After a while, the effectiveness of this approach was fading. It became routine, and I found myself sharing less with my therapist. It was easier just to give the answers I thought she wanted, continue through the system, and keep getting the medication. My depression got worse, but my ability to mask it improved greatly.

We were debating whether or not to have a second child, and once again, mother nature stepped in to make the decision for us. With a second child on the way (and the first child learning to talk back a little) the “stress” began to increase.

Once again, it was time to seek help. My current therapist was fine, but there was no strong connection there. After digging through reviews, recommendations, and insurance requirements, I found a new therapist who seemed a likely choice. His focus was more behavioral, which would put more pressure on me to help myself. He was not licensed to prescribe medication, but that wasn’t a concern for now, as the pharmacy continued to refill my prescription.

Once again, some improvement came pretty quickly. My new therapist was very down-to-Earth, and helped me focus a little on taking care of myself. My priority had always been others first, myself last. On the surface, that seems very altruistic of me, but the cumulative, negative impact on my life was significant. My health, my sleep, my diet, my needs, my desires were all ignored. As difficult as it was for me to process, my complete disregard for myself was destroying me. Intellectually, it was pretty simple, but emotionally, it seemed selfish and wrong to even consider changing.

My son was born, and things were looking better. Yes, a second child added some stress (and some “stress”) but things were manageable. We agreed that two children was enough, and we hoped a vasectomy would discourage mother nature from interfering with our decision-making process again. My new role as a slightly less unselfish father of two in regular therapy became the new norm.

Unfortunately, with routine comes complacency. A second child kept me busier than ever, and my focus on myself drifted. Therapy became routine, and putting my happy face on became easier. The system caught up with me, and my prescription was not renewed. The insurance jungle was more than I could face, so I just stopped taking my medication.

This more or less brings us up to now.

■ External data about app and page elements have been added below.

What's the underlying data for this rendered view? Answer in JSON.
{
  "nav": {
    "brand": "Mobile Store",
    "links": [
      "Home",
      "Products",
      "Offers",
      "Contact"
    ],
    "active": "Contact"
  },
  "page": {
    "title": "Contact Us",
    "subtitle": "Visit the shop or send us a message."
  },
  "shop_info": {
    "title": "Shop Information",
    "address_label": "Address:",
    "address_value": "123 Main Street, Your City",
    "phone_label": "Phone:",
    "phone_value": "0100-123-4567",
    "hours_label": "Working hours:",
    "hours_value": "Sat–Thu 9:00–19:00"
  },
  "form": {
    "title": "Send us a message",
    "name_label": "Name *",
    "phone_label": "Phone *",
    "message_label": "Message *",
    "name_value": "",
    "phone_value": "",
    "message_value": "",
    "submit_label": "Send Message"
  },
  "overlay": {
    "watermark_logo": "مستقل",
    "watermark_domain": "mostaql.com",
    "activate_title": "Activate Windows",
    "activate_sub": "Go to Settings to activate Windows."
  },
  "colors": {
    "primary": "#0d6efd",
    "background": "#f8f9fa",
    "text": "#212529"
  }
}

Things are slipping for me. My temper is getting shorter and my opinion of myself getting lower. My job prospects are lousy, and my life is losing direction. For now, being a father is my primary role, but my kids will be spending more and more time at school over the next couple of years. The new year is upon us, and that seems like a good time for change.

Next week, I’m seeing a new psychiatrist. I think I need to be on medication again, and I probably could use a more aggressive approach to therapy. I’m trying desperately to regain control over myself and my life. I don’t like the person I’m becoming, and I want to do better for my kids, my wife, and myself.

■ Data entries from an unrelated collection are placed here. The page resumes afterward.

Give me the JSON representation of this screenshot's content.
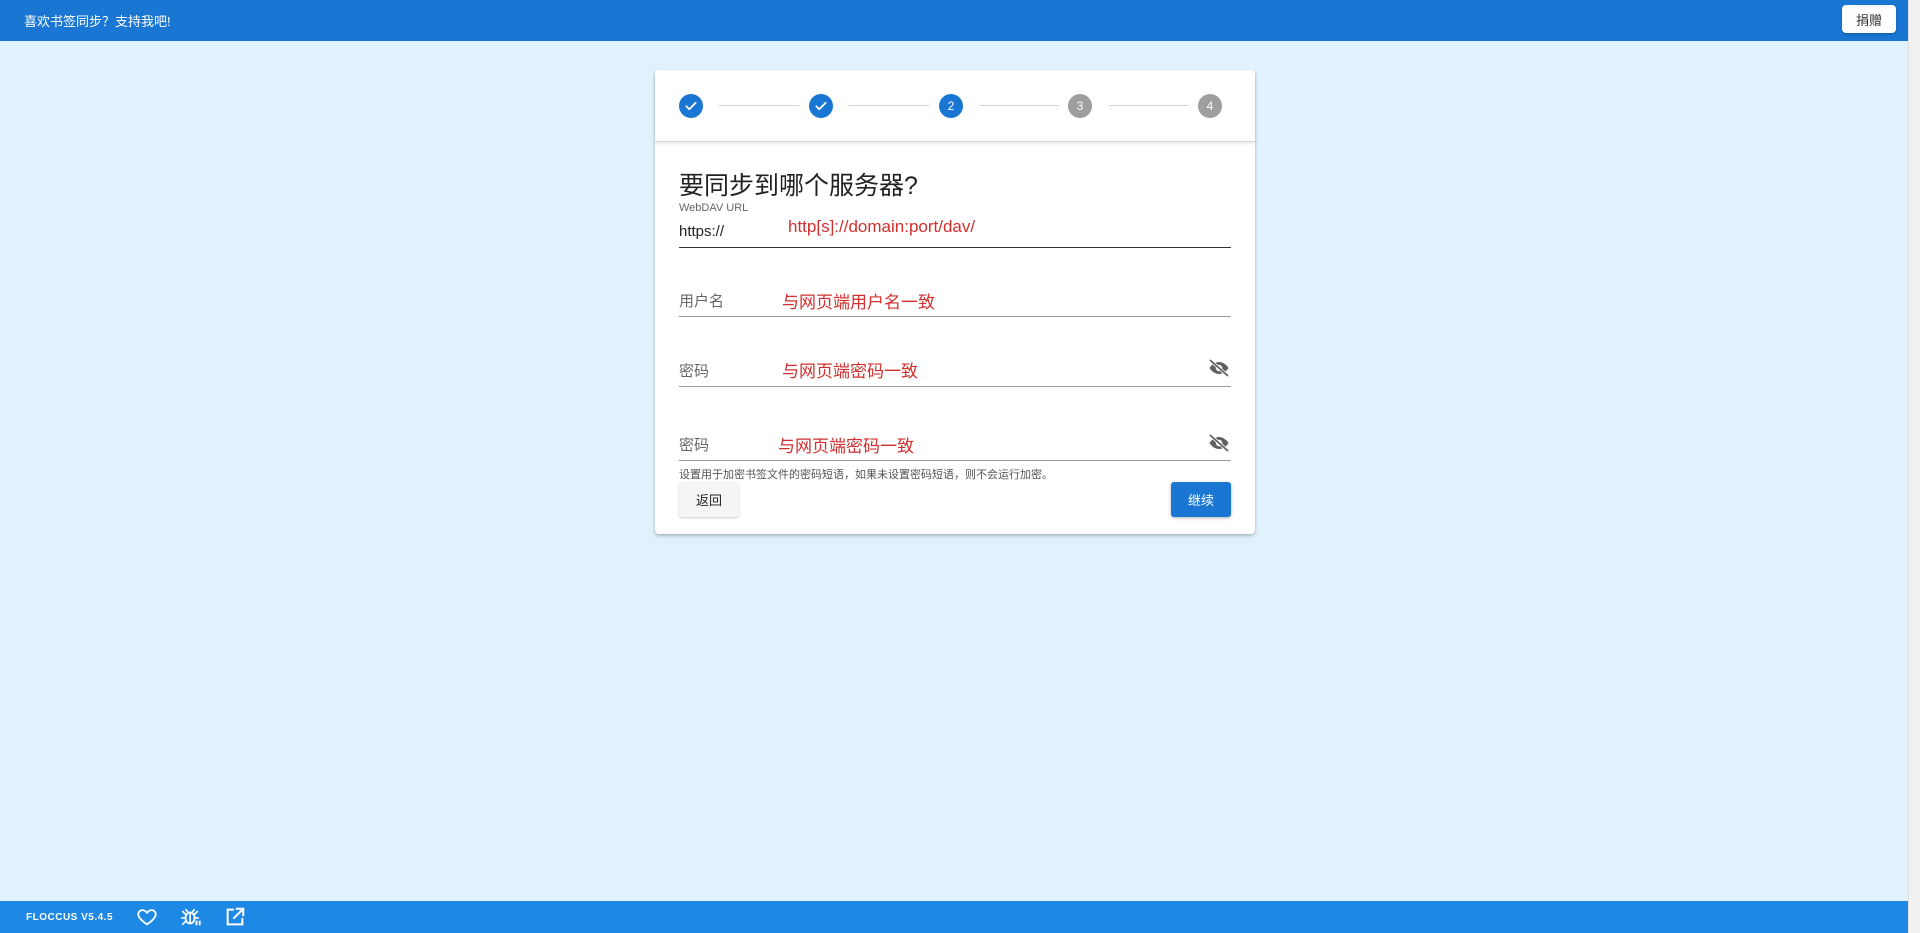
{
  "topbar": {
    "message": "喜欢书签同步？支持我吧!",
    "donate_label": "捐赠"
  },
  "stepper": {
    "steps": [
      {
        "state": "done",
        "label": ""
      },
      {
        "state": "done",
        "label": ""
      },
      {
        "state": "active",
        "label": "2"
      },
      {
        "state": "pending",
        "label": "3"
      },
      {
        "state": "pending",
        "label": "4"
      }
    ]
  },
  "form": {
    "title": "要同步到哪个服务器?",
    "url": {
      "label": "WebDAV URL",
      "value": "https://",
      "hint": "http[s]://domain:port/dav/"
    },
    "username": {
      "label": "用户名",
      "hint": "与网页端用户名一致"
    },
    "password": {
      "label": "密码",
      "hint": "与网页端密码一致"
    },
    "passphrase": {
      "label": "密码",
      "hint": "与网页端密码一致",
      "helper": "设置用于加密书签文件的密码短语，如果未设置密码短语，则不会运行加密。"
    },
    "back_label": "返回",
    "continue_label": "继续"
  },
  "bottombar": {
    "version": "FLOCCUS V5.4.5",
    "icons": [
      "heart-icon",
      "bug-icon",
      "open-external-icon"
    ]
  },
  "colors": {
    "primary": "#1976d2",
    "bottom_bar": "#1e88e5",
    "background": "#e1f2fd",
    "pending_step": "#9e9e9e",
    "hint_red": "#d32f2f"
  }
}
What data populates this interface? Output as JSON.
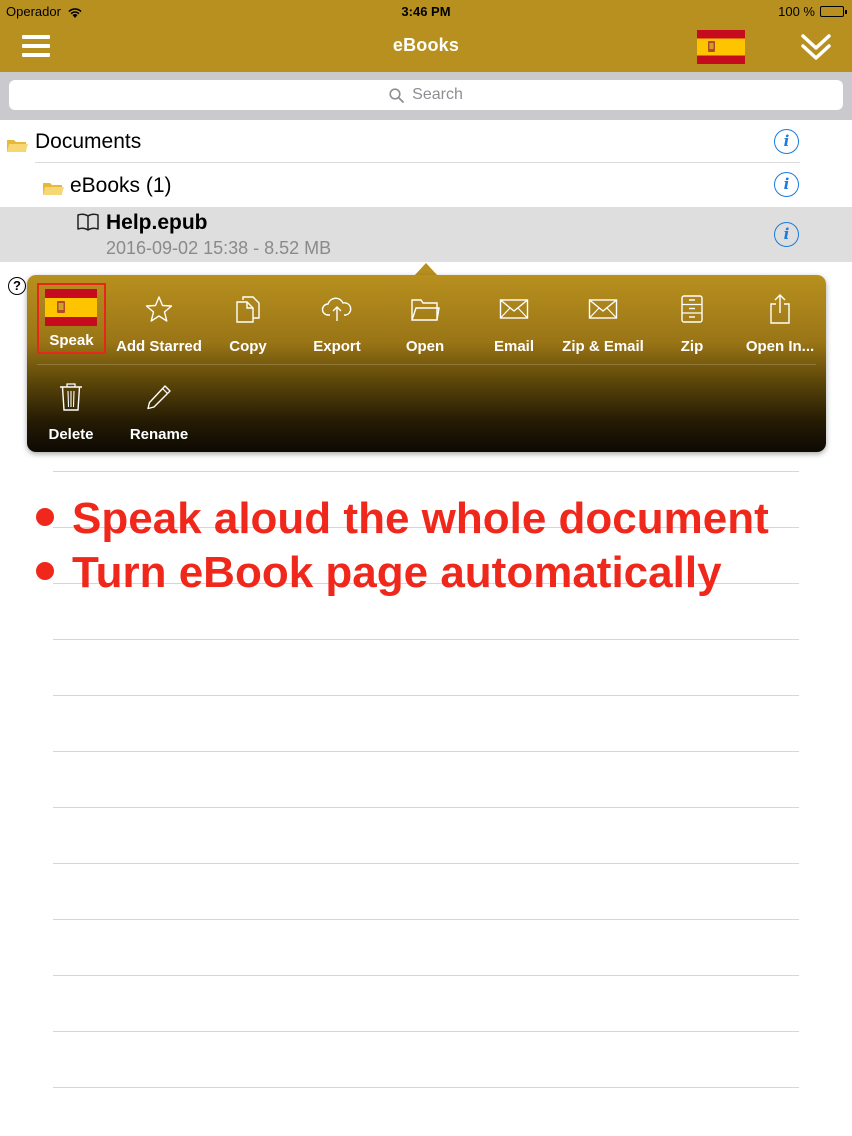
{
  "status_bar": {
    "carrier": "Operador",
    "time": "3:46 PM",
    "battery": "100 %"
  },
  "nav": {
    "title": "eBooks"
  },
  "search": {
    "placeholder": "Search"
  },
  "tree": {
    "documents": "Documents",
    "ebooks_folder": "eBooks (1)",
    "file": {
      "name": "Help.epub",
      "meta": "2016-09-02 15:38 - 8.52 MB"
    }
  },
  "help_mark": "?",
  "actions": {
    "speak": "Speak",
    "add_starred": "Add Starred",
    "copy": "Copy",
    "export": "Export",
    "open": "Open",
    "email": "Email",
    "zip_email": "Zip & Email",
    "zip": "Zip",
    "open_in": "Open In...",
    "delete": "Delete",
    "rename": "Rename"
  },
  "annotations": [
    "Speak aloud the whole document",
    "Turn eBook page automatically"
  ],
  "colors": {
    "accent": "#b8901f",
    "annotation": "#f0281c",
    "info_blue": "#1a7be0"
  }
}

This is why I chose to start writing about my experiences. This is my opportunity to focus on myself while sharing with others. I can’t be the only one dealing with these things.